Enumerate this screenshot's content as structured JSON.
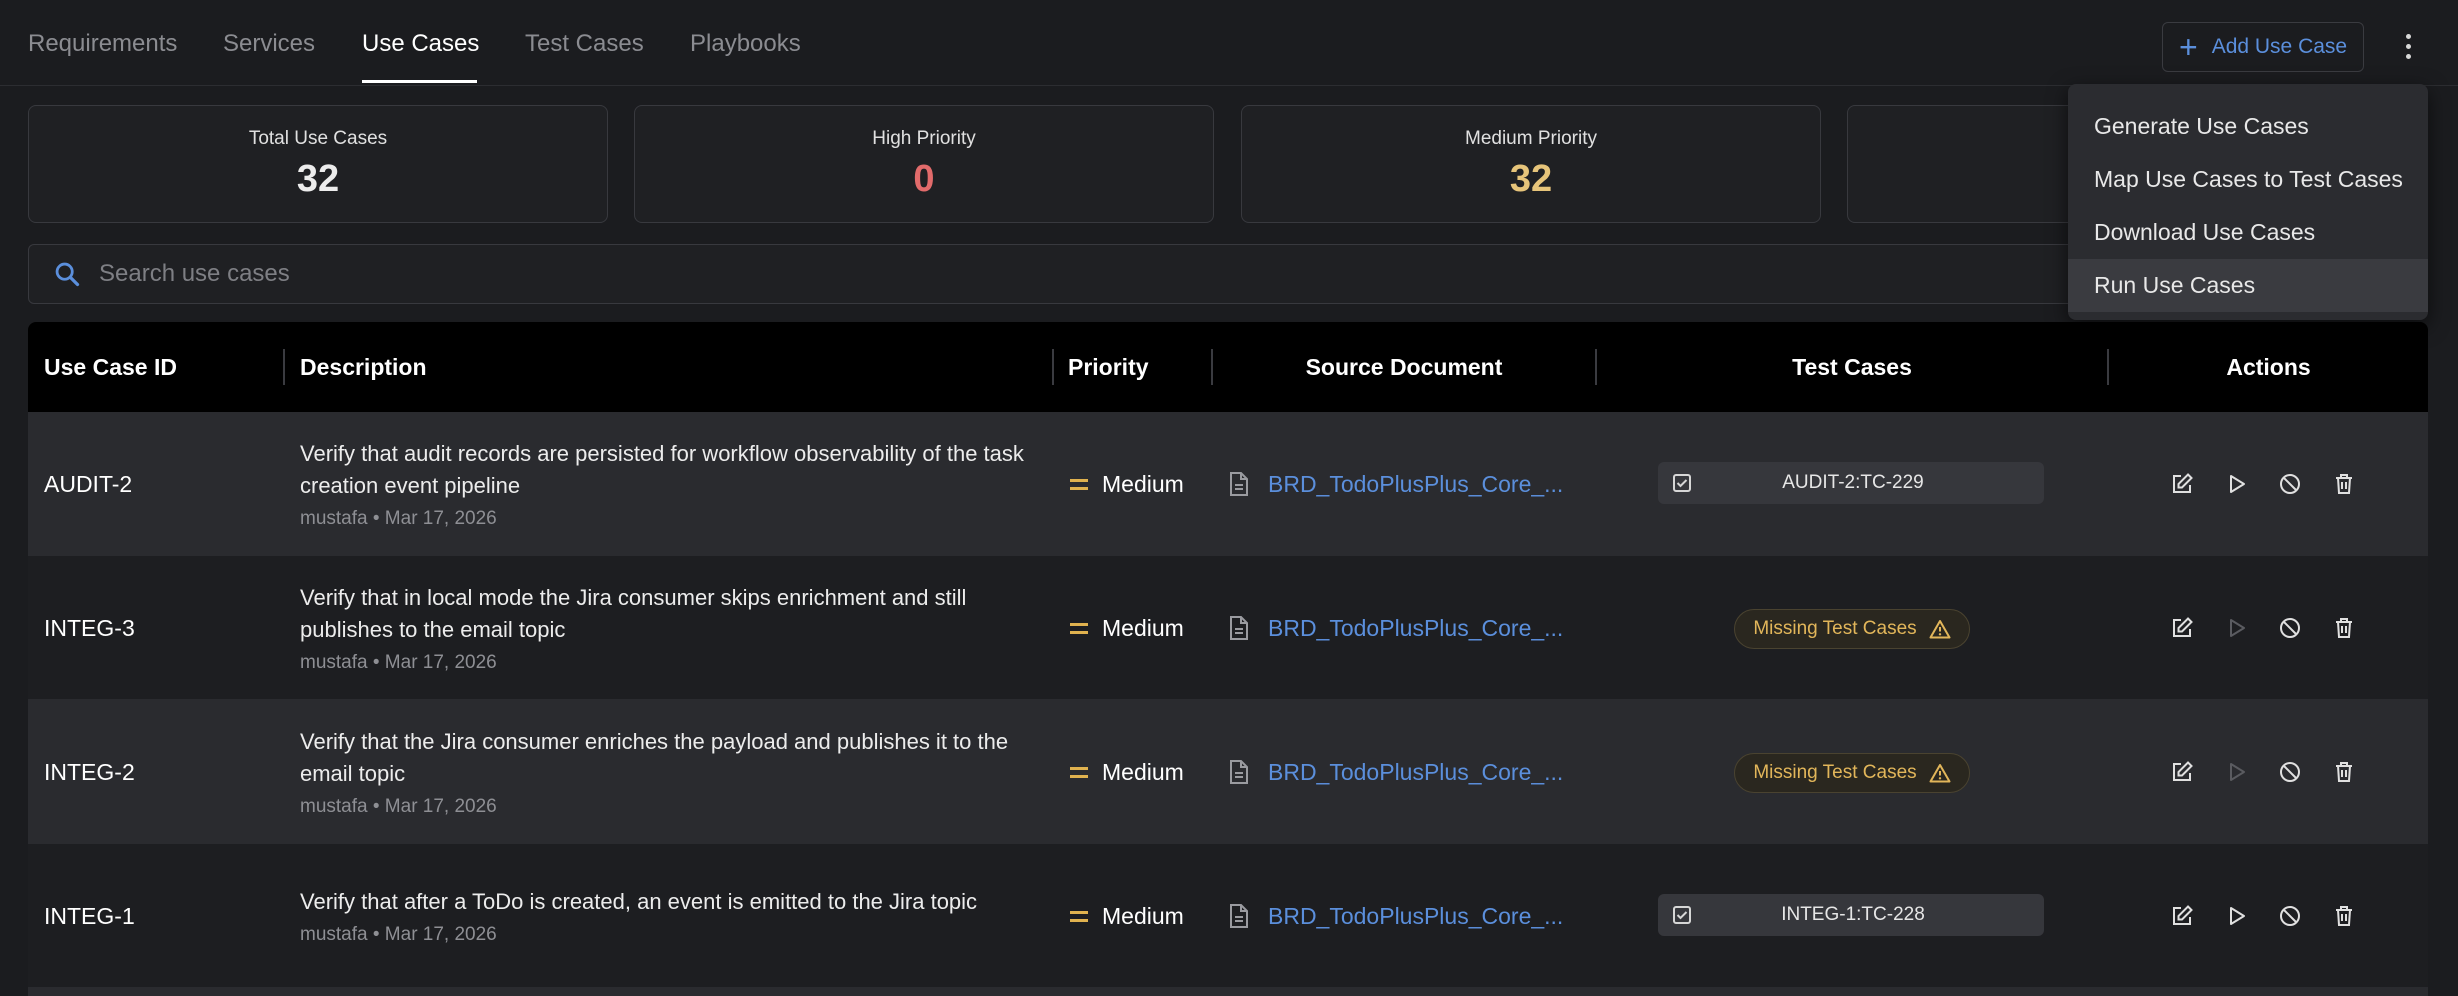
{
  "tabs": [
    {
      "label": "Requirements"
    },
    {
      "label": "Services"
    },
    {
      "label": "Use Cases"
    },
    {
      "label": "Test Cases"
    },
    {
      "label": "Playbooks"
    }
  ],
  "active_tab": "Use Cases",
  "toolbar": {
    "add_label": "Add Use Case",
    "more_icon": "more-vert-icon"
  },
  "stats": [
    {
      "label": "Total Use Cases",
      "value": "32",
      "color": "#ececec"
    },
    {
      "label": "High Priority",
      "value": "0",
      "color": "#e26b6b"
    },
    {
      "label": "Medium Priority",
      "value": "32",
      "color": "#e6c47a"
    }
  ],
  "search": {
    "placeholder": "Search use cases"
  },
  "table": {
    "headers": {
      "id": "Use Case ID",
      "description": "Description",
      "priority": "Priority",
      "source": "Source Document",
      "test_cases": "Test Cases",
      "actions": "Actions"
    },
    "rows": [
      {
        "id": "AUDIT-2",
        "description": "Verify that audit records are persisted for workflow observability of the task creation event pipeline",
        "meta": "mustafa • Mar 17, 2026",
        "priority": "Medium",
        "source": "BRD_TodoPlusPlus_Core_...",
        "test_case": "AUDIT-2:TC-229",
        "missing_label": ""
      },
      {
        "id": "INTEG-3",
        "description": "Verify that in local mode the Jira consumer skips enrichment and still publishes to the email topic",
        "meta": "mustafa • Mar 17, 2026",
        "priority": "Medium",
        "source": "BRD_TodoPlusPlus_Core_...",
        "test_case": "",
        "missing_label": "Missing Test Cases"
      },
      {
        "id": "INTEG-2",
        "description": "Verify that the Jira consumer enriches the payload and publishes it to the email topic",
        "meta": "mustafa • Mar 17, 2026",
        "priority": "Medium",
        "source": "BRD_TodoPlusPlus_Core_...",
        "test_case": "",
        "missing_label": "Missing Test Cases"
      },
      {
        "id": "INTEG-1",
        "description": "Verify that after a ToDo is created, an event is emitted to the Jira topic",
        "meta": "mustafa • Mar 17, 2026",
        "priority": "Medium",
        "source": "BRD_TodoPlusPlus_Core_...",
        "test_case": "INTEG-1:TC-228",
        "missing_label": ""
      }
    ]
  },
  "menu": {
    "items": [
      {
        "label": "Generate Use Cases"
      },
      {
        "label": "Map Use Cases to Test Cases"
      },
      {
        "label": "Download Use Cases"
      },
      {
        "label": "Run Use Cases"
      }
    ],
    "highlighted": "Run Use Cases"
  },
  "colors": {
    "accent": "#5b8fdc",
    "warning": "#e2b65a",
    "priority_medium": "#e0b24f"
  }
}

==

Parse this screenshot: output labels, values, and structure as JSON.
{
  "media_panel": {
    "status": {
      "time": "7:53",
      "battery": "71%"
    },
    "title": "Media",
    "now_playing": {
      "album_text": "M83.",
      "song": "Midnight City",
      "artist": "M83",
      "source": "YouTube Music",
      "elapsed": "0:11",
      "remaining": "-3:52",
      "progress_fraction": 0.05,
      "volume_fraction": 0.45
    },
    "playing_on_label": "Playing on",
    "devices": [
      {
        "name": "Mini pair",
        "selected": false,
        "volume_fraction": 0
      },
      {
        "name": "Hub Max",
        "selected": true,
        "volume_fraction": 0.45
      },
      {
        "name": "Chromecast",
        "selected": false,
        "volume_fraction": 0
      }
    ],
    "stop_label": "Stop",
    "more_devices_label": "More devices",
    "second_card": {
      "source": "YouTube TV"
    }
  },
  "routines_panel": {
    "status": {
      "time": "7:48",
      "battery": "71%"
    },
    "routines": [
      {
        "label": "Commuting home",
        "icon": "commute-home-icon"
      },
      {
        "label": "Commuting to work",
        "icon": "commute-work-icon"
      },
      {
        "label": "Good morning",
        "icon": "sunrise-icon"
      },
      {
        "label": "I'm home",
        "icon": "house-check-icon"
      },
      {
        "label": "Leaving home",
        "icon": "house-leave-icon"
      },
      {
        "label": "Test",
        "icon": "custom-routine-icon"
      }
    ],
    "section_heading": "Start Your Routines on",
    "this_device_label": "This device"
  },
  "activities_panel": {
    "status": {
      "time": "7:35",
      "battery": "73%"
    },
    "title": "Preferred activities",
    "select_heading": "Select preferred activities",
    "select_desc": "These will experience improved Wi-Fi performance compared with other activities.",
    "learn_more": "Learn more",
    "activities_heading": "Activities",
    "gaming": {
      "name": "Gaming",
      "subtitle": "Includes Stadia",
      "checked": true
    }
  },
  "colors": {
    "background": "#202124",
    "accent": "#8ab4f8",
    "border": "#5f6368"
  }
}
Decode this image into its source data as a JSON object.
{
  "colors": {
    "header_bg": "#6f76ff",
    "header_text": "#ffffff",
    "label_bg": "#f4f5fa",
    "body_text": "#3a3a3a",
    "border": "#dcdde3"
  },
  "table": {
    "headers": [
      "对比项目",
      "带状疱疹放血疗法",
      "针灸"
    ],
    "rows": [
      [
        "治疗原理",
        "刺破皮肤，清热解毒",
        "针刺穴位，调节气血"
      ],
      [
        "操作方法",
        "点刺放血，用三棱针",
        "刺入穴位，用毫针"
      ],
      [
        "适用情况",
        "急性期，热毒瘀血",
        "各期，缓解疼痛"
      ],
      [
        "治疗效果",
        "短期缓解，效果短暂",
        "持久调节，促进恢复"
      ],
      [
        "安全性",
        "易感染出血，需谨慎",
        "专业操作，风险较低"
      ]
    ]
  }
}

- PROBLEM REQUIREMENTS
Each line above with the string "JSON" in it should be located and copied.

- SOLUTION TO THE EXERCISE
Enumerate this screenshot's content as structured JSON.
Parse this screenshot: output labels, values, and structure as JSON.
Decode this image into its source data as a JSON object.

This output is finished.